Judge Bailey decided to revive the old practise of gibbeting, where a felon's corpse was coated with tar and displayed in an iron cage at some prominent place as a warning to others, and he suggested Peter's Stone as the best place to gibbet Lingard. At great expense to the city of Derby a new gibbet was constructed and Lingard was duly carried to Peter's Stone by wagon, whereupon the grisly display was set up. Far from making passers-by shudder, the gibbet quickly became something of a tourist attraction with hordes of curious visitors flocking to the dale to see the macabre spectacle, and stalls were even set up selling pies, ale and even animal bones as souvenirs! Lingard's tattered remains stayed there swinging in the breeze for the next few years – and there was worse to come.
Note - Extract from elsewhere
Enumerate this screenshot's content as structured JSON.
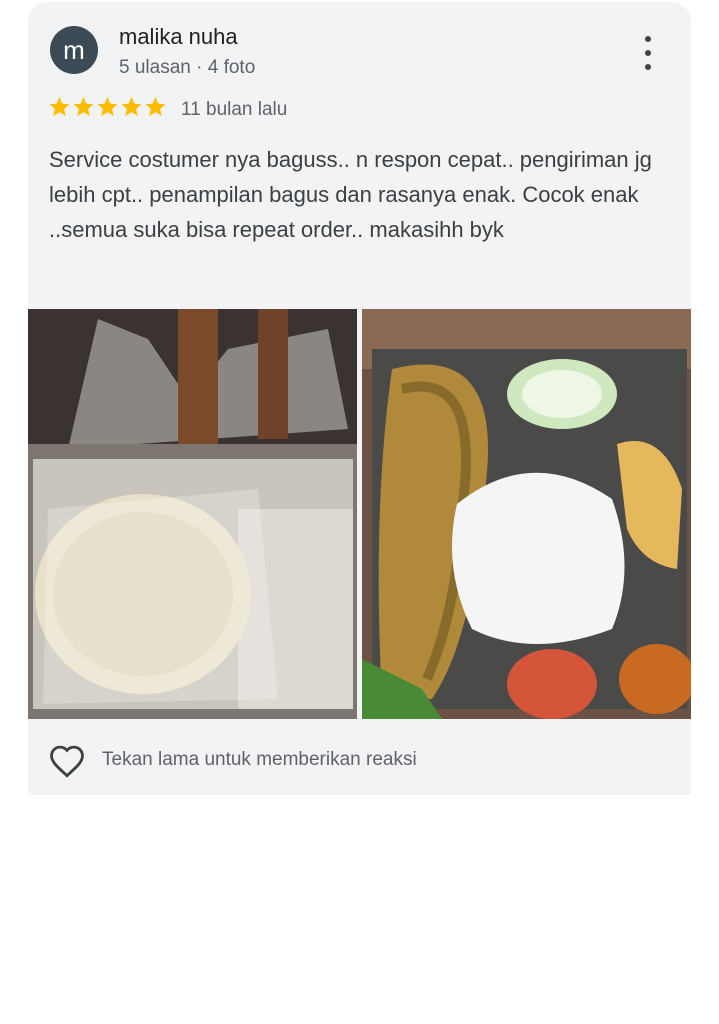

With the caged skeleton still hanging in full view from Peter's Stone, two teenaged girls walked along the dale, stopping just a hundred feet away from it. They sat down to share a cake that Hannah Bocking had made for them, but as her friend Jane Grant munched away, Hannah watched her without eating. The cake was laced with arsenic and young Hannah wanted Jane to die for getting a job over her. When arrested and tried Hannah fully admitted her guilt and, at the age of 16 was sentenced to death by hanging. This was duly carried out but unlike Lingard she was given over for dissection by the Royal College. And there were further twists.
Hannah Oliver the tollhouse keeper had a sister who also inhabited a tollhouse in Yorkshire. She was murdered for her money too – incredibly, on the same night as her sister! Anthony Lingard also had a younger brother who went on to become a highway robber – caught, sentenced, and hanged too? No, on a rare “good day”, the judge sentenced him to transportation to Australia, from where he never returned.
With the commotion of the visitors and stallholders, drunken tomfoolery and general noise, the justices decided to take the gibbet down almost four years after Lingard's suspension at Peter's Stone, a sigh of relief breathed by the new tollhouse keepers who complained of the night-time creaking and clanking as the gibbet swayed in the wind. It is said that these sounds are still heard years later, the clinking of chains and the rattling of Anthony Lingard's bones funneling clearly along the valley....listen carefully if you're walking along there...
If you enjoyed this post, you may like my book The Mystery of Mercia available to order here:
STAY TUNED - The Mystery of Mercia II will soon be available to order as well.